━━ Given records

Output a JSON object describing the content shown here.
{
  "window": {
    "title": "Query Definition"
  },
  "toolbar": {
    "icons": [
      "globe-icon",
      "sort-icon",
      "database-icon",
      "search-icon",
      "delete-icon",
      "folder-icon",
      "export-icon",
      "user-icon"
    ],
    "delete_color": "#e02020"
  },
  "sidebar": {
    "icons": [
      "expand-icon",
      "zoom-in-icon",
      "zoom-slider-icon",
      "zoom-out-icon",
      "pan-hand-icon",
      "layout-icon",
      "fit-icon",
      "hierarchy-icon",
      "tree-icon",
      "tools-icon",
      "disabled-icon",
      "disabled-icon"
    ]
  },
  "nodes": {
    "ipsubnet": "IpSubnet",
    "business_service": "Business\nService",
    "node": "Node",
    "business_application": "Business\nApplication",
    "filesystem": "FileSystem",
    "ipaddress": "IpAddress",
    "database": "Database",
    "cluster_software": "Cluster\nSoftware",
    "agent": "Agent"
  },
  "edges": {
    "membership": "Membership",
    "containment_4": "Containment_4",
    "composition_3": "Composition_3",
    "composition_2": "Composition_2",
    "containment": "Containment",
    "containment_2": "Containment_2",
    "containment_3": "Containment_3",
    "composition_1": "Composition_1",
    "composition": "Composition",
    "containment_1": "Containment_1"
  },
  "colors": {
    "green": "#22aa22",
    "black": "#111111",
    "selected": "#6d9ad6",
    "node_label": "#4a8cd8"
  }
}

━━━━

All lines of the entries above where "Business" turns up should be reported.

    "business_service": "Business\nService",
    "business_application": "Business\nApplication",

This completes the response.